→ Your instructions:
Every line of the entries below that includes "none" belongs in the answer, copied as written.

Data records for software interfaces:

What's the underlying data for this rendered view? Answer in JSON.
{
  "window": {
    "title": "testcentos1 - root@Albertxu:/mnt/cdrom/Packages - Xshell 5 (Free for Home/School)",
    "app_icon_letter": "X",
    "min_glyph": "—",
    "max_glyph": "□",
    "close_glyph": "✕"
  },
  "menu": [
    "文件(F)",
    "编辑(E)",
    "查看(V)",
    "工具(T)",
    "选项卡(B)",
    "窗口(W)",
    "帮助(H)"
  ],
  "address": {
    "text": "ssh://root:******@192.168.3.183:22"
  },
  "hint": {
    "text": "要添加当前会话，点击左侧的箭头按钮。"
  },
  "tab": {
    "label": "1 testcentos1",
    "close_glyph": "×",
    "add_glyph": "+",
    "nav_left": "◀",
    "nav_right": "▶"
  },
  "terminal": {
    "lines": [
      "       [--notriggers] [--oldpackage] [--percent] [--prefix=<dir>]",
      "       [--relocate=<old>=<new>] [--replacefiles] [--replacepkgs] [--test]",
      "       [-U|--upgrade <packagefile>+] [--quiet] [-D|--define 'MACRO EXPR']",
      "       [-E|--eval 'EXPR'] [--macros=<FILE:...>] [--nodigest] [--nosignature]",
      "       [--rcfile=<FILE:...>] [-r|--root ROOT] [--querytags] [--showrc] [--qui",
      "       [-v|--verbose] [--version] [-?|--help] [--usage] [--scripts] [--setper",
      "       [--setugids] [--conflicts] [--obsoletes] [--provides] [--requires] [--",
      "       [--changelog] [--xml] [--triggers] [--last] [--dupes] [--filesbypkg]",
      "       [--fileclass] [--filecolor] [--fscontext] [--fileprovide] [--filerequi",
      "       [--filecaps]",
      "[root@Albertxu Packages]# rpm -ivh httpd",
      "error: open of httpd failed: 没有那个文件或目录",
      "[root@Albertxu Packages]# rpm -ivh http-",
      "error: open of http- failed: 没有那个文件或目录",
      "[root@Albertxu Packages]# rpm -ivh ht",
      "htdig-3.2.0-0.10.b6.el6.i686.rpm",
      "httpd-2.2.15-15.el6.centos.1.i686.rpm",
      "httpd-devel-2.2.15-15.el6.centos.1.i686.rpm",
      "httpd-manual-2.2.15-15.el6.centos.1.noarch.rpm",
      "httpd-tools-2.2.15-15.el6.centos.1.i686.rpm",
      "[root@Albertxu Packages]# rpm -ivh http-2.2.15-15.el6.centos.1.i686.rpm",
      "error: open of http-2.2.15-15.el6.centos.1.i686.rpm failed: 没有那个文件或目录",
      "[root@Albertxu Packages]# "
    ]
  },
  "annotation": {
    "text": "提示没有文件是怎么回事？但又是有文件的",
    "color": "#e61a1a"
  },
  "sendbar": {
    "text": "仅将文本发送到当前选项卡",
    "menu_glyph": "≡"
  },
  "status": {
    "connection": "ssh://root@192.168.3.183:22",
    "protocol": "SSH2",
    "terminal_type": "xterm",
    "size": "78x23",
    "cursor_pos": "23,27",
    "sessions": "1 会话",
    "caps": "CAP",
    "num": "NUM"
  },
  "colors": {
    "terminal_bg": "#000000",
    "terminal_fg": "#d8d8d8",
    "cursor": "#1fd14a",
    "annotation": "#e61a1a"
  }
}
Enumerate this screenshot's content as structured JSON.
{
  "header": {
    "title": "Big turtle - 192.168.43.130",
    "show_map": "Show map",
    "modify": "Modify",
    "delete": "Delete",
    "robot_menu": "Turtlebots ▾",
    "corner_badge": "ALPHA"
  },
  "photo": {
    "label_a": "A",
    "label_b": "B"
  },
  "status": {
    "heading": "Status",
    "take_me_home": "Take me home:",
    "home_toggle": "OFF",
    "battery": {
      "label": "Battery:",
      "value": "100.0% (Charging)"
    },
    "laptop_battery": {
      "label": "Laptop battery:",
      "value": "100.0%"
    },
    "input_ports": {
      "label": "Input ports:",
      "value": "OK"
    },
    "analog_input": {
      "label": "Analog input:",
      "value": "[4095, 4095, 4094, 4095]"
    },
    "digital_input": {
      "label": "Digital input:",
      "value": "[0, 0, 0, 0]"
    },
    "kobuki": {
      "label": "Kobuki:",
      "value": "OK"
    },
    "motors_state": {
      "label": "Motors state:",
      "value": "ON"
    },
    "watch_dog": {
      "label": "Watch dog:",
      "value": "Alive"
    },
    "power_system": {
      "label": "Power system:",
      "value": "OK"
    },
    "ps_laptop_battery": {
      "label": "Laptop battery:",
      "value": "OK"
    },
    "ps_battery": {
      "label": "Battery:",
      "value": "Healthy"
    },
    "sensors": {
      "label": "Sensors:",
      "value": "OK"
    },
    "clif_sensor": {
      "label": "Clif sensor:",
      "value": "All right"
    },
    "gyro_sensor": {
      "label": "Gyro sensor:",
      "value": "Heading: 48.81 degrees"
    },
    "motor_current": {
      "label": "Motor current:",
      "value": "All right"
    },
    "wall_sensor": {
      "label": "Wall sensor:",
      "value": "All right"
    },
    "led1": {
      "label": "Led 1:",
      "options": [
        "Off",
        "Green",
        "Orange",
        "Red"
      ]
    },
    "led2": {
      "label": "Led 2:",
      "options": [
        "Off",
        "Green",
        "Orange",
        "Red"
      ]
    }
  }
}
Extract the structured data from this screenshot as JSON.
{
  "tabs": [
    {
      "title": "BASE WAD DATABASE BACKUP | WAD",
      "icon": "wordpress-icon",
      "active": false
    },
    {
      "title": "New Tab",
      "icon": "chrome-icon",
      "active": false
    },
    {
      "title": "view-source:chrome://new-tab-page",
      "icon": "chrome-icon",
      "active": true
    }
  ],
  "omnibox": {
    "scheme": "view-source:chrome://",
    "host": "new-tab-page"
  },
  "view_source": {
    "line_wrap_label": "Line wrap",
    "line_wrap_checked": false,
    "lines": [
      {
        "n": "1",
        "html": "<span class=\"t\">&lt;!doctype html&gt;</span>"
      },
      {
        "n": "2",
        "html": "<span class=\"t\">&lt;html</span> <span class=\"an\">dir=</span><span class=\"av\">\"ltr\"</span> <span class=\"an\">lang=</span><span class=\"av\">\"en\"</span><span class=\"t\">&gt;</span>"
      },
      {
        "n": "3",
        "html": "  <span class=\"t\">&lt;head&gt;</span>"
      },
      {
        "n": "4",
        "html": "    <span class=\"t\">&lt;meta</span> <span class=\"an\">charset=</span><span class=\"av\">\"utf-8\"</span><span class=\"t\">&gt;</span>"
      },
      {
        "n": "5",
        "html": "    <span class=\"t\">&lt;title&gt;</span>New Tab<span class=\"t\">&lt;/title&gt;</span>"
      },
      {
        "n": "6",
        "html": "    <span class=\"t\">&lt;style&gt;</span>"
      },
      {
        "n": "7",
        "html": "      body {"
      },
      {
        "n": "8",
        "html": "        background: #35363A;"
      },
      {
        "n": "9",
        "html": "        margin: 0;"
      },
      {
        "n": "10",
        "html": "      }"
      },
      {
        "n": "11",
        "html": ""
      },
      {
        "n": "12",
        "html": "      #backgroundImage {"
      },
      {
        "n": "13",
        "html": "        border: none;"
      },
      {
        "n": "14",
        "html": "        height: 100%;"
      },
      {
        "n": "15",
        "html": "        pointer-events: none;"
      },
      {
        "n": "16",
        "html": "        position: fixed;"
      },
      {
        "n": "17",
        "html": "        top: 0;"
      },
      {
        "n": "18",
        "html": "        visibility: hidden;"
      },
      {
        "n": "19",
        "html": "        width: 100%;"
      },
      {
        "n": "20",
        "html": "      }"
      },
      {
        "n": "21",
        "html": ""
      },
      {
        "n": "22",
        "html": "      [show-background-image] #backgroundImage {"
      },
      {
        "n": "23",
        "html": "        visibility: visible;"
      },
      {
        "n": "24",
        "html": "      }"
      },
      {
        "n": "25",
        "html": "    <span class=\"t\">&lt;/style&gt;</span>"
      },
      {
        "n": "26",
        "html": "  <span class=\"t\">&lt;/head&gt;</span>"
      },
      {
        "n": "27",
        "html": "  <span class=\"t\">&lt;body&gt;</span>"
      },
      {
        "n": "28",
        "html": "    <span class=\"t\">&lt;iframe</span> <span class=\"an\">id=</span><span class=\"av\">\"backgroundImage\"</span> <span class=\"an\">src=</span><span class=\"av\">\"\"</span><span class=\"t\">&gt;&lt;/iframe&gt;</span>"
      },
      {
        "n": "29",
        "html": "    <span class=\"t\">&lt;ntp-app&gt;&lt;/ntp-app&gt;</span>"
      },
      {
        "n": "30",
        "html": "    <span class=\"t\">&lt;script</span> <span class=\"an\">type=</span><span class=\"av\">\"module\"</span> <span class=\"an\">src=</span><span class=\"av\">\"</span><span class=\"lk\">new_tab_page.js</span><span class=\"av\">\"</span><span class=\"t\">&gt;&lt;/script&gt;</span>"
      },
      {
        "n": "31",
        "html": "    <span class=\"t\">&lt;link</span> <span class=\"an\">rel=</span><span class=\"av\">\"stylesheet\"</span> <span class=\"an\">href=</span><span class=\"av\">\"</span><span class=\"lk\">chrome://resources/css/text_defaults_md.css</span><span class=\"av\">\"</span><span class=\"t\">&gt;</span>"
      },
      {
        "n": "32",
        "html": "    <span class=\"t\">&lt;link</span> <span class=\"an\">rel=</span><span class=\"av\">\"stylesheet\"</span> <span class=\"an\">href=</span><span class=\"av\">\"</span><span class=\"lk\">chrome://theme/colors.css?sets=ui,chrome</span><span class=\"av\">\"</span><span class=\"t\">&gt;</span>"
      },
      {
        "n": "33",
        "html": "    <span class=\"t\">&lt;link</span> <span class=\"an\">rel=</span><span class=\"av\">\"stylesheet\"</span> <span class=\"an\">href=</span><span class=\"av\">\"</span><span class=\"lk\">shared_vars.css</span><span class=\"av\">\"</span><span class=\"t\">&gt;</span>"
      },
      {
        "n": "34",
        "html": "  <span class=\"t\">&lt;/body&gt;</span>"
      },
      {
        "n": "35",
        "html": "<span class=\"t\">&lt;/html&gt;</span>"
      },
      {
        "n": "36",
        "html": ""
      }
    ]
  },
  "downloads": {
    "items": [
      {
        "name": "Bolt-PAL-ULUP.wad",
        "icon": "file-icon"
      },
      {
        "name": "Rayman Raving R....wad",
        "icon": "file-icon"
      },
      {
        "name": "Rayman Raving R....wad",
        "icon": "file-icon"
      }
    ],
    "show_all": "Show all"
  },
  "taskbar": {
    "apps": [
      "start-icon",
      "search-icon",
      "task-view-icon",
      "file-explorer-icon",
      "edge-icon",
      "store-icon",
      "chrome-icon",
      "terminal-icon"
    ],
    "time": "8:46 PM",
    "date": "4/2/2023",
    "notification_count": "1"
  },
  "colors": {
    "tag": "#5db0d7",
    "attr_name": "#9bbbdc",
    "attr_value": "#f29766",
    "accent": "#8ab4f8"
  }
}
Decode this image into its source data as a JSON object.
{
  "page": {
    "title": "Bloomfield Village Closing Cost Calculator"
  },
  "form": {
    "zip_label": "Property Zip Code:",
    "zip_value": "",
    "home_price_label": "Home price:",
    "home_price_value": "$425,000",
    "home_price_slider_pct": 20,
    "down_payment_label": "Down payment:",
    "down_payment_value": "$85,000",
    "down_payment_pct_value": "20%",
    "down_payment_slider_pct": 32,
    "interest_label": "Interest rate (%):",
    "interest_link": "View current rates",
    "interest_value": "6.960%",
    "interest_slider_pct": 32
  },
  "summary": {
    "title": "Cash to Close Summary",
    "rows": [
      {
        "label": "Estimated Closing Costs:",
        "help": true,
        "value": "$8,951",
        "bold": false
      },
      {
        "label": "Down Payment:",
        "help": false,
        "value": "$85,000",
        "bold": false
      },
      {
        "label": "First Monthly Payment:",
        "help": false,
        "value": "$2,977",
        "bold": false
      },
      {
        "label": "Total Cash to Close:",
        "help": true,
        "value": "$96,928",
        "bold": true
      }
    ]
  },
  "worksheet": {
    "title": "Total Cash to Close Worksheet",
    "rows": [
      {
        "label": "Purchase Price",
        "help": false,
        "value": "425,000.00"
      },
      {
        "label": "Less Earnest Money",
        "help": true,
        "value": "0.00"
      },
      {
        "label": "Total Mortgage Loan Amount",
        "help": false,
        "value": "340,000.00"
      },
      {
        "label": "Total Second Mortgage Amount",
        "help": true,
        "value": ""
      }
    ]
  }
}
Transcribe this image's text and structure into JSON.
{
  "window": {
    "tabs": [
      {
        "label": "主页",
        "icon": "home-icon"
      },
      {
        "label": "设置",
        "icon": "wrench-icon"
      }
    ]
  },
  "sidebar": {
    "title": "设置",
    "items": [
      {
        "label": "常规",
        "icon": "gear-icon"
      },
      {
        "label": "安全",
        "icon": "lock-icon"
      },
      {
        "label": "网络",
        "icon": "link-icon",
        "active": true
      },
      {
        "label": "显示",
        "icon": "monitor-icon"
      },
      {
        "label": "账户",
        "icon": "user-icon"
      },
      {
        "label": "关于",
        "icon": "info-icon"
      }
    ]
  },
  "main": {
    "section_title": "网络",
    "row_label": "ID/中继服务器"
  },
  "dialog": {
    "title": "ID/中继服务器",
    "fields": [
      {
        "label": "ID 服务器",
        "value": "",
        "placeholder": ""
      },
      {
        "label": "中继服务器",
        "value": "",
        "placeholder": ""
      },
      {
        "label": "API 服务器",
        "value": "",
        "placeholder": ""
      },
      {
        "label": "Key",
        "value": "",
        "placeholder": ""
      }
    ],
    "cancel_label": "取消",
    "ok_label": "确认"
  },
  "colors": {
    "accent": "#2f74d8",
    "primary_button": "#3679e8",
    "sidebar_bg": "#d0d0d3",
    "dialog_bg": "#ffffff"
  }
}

→ Result of the task:
        "html": "        border: none;"
        "html": "        pointer-events: none;"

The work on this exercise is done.